"We won by a large margin," Schultz said. "Our individual kids stepped up and shot spectacularly."

Those students unable to travel to Las Vegas took part in a virtual shoot that allows them to compete at their home school by using the same criteria as those archers shooting in person.

With Sponsler and Evans finishing in the top five, the Fallon coach said this was one of Fallon's better years where may students shot well. Sponsler, though, is modest about his achievements against some of the best archers in the state.

"It's really tough competition," Sponsler said, citing the number of students who competed last month. "I did get nervous with so many people."

Shooting with a traditional bow and arrow comes naturally for Sponsler, who has been aiming at targets since he was 4 years old. The Fallon senior, though, credits his father for mentoring him in the sport and for passing down numerous pointers. Sponsler said his father is an avid bow hunter, and during the previous years, he has taken his son with him during many occasions to practice his shooting and techniques.

"Mostly, it's something I can do with my dad," Sponsler said, "and obviously for my school."

Although he didn't place at the top in 2017, he competed in the World Archery Trade Show and finished 98th out of 4,000 archers. As a sophomore, Sponsler led Fallon to a Nevada championship in 2016 when he garnered the highest score, 287.

Shelbi Schultz and Faith Cornmesser, who both played for the Lady Wave's state championship basketball team, had an intense February with the two sports. Schultz, a junior, said the reward is gratifying not only for her but Cornmesser.

"It feels pretty good," she said of the state titles. "We can come from a small town and compete against Las Vegas."

Schutz's dedication to both the classroom and archery has balanced well for her.

"I've been building myself up as an archer since I started in fourth grade," she said.

Schultz said it takes years to become proficient, and that's due to repetition of shots. She learned to bow hunt with her family and started competing in a club.

According to Schultz, it begins with the person and then with the team.

"It built from there," she added. "It takes a lot of focus and work on the team.

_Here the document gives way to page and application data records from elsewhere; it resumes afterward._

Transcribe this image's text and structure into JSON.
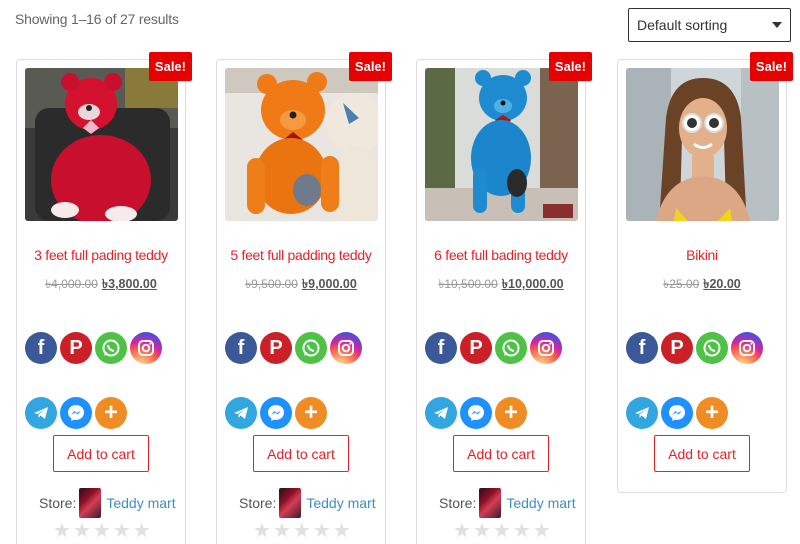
{
  "result_count": "Showing 1–16 of 27 results",
  "sorting": {
    "selected": "Default sorting"
  },
  "sale_label": "Sale!",
  "add_to_cart_label": "Add to cart",
  "store_label": "Store:",
  "products": [
    {
      "title": "3 feet full pading teddy",
      "old_price": "৳4,000.00",
      "new_price": "৳3,800.00",
      "store": "Teddy mart",
      "rating": 0
    },
    {
      "title": "5 feet full padding teddy",
      "old_price": "৳9,500.00",
      "new_price": "৳9,000.00",
      "store": "Teddy mart",
      "rating": 0
    },
    {
      "title": "6 feet full bading teddy",
      "old_price": "৳10,500.00",
      "new_price": "৳10,000.00",
      "store": "Teddy mart",
      "rating": 0
    },
    {
      "title": "Bikini",
      "old_price": "৳25.00",
      "new_price": "৳20.00",
      "store": "",
      "rating": null
    }
  ],
  "share_icons_row1": [
    "facebook-icon",
    "pinterest-icon",
    "whatsapp-icon",
    "instagram-icon"
  ],
  "share_icons_row2": [
    "telegram-icon",
    "messenger-icon",
    "more-share-icon"
  ],
  "colors": {
    "accent_red": "#e2232a",
    "sale_badge": "#e60000",
    "store_link": "#3b8fc4",
    "facebook": "#3b5998",
    "pinterest": "#cb2027",
    "whatsapp": "#4dc247",
    "telegram": "#32a6e0",
    "messenger": "#1e90ff",
    "share_more": "#f08c24"
  }
}
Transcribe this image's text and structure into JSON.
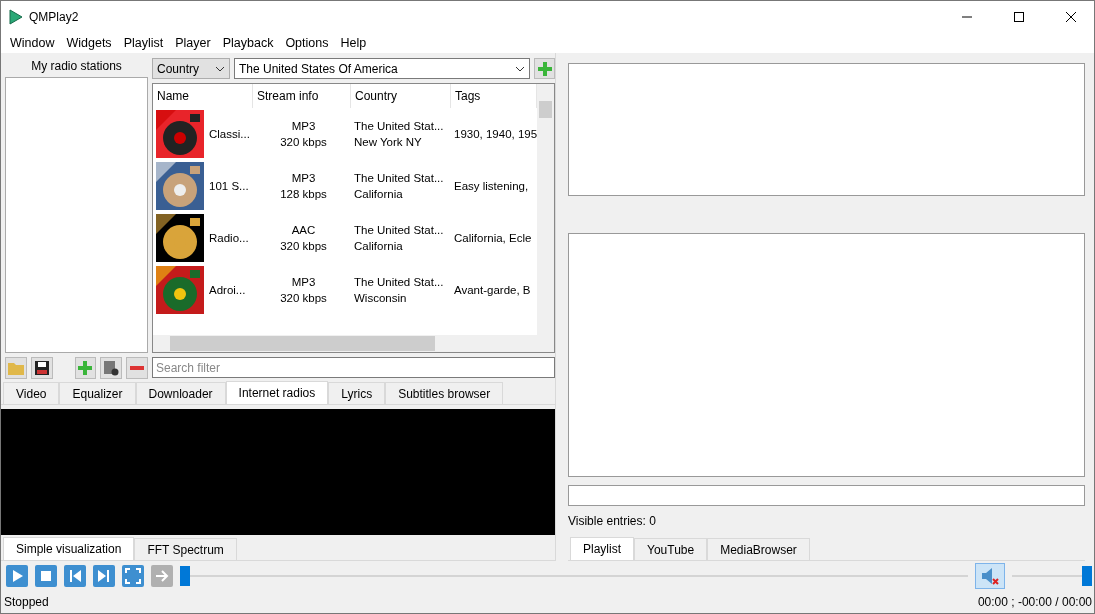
{
  "window": {
    "title": "QMPlay2"
  },
  "menu": [
    "Window",
    "Widgets",
    "Playlist",
    "Player",
    "Playback",
    "Options",
    "Help"
  ],
  "radio_panel": {
    "title": "My radio stations"
  },
  "filter": {
    "by": "Country",
    "value": "The United States Of America"
  },
  "table": {
    "columns": [
      "Name",
      "Stream info",
      "Country",
      "Tags"
    ],
    "rows": [
      {
        "name": "Classi...",
        "format": "MP3",
        "bitrate": "320 kbps",
        "country": "The United Stat...",
        "region": "New York NY",
        "tags": "1930, 1940, 195"
      },
      {
        "name": "101 S...",
        "format": "MP3",
        "bitrate": "128 kbps",
        "country": "The United Stat...",
        "region": "California",
        "tags": "Easy listening,"
      },
      {
        "name": "Radio...",
        "format": "AAC",
        "bitrate": "320 kbps",
        "country": "The United Stat...",
        "region": "California",
        "tags": "California, Ecle"
      },
      {
        "name": "Adroi...",
        "format": "MP3",
        "bitrate": "320 kbps",
        "country": "The United Stat...",
        "region": "Wisconsin",
        "tags": "Avant-garde, B"
      }
    ]
  },
  "search": {
    "placeholder": "Search filter"
  },
  "dock_tabs": [
    {
      "label": "Video",
      "selected": false
    },
    {
      "label": "Equalizer",
      "selected": false
    },
    {
      "label": "Downloader",
      "selected": false
    },
    {
      "label": "Internet radios",
      "selected": true
    },
    {
      "label": "Lyrics",
      "selected": false
    },
    {
      "label": "Subtitles browser",
      "selected": false
    }
  ],
  "vis_tabs": [
    {
      "label": "Simple visualization",
      "selected": true
    },
    {
      "label": "FFT Spectrum",
      "selected": false
    }
  ],
  "playlist": {
    "visible_entries": "Visible entries: 0"
  },
  "playlist_tabs": [
    {
      "label": "Playlist",
      "selected": true
    },
    {
      "label": "YouTube",
      "selected": false
    },
    {
      "label": "MediaBrowser",
      "selected": false
    }
  ],
  "seek": {
    "level": 0
  },
  "volume": {
    "level": 1,
    "muted": true
  },
  "status": {
    "state": "Stopped",
    "time": "00:00 ; -00:00 / 00:00"
  }
}
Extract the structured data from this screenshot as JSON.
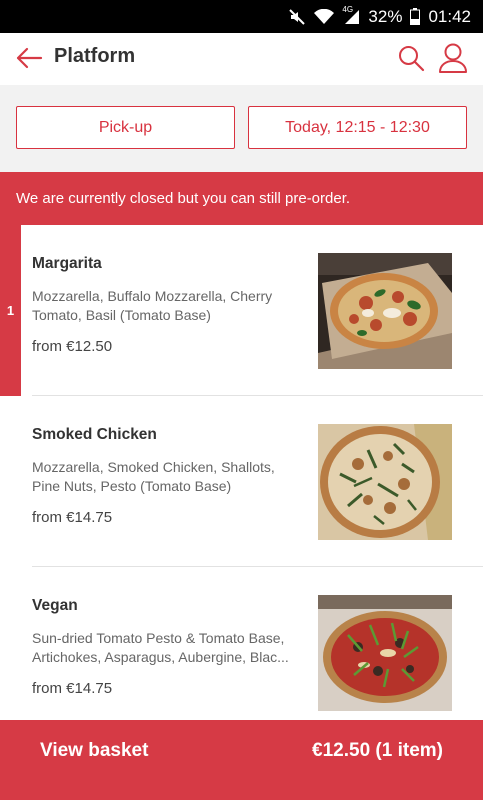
{
  "status_bar": {
    "battery": "32%",
    "time": "01:42",
    "network": "4G"
  },
  "header": {
    "title": "Platform"
  },
  "order_options": {
    "mode": "Pick-up",
    "time_slot": "Today, 12:15 - 12:30"
  },
  "banner": {
    "text": "We are currently closed but you can still pre-order."
  },
  "menu": {
    "items": [
      {
        "name": "Margarita",
        "description": "Mozzarella, Buffalo Mozzarella, Cherry Tomato, Basil (Tomato Base)",
        "price": "from €12.50",
        "quantity": "1"
      },
      {
        "name": "Smoked Chicken",
        "description": "Mozzarella, Smoked Chicken, Shallots, Pine Nuts, Pesto (Tomato Base)",
        "price": "from €14.75",
        "quantity": ""
      },
      {
        "name": "Vegan",
        "description": "Sun-dried Tomato Pesto & Tomato Base, Artichokes, Asparagus, Aubergine, Blac...",
        "price": "from €14.75",
        "quantity": ""
      }
    ]
  },
  "basket": {
    "label": "View basket",
    "total": "€12.50 (1 item)"
  },
  "colors": {
    "accent": "#d63a45",
    "status_bar": "#000000"
  }
}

We need 12 to 13 people there for the same purpose."

Coach Shultz said the team continually improves, but snaring multiple state titles is beyond his expectations. Fallon has never finished lower than third during Schultz's tenure. He said young and experienced archers from both high school and middle school mesh well together, and as the results show, the archers also have also developed a knack for knocking off their Southern Nevada competition.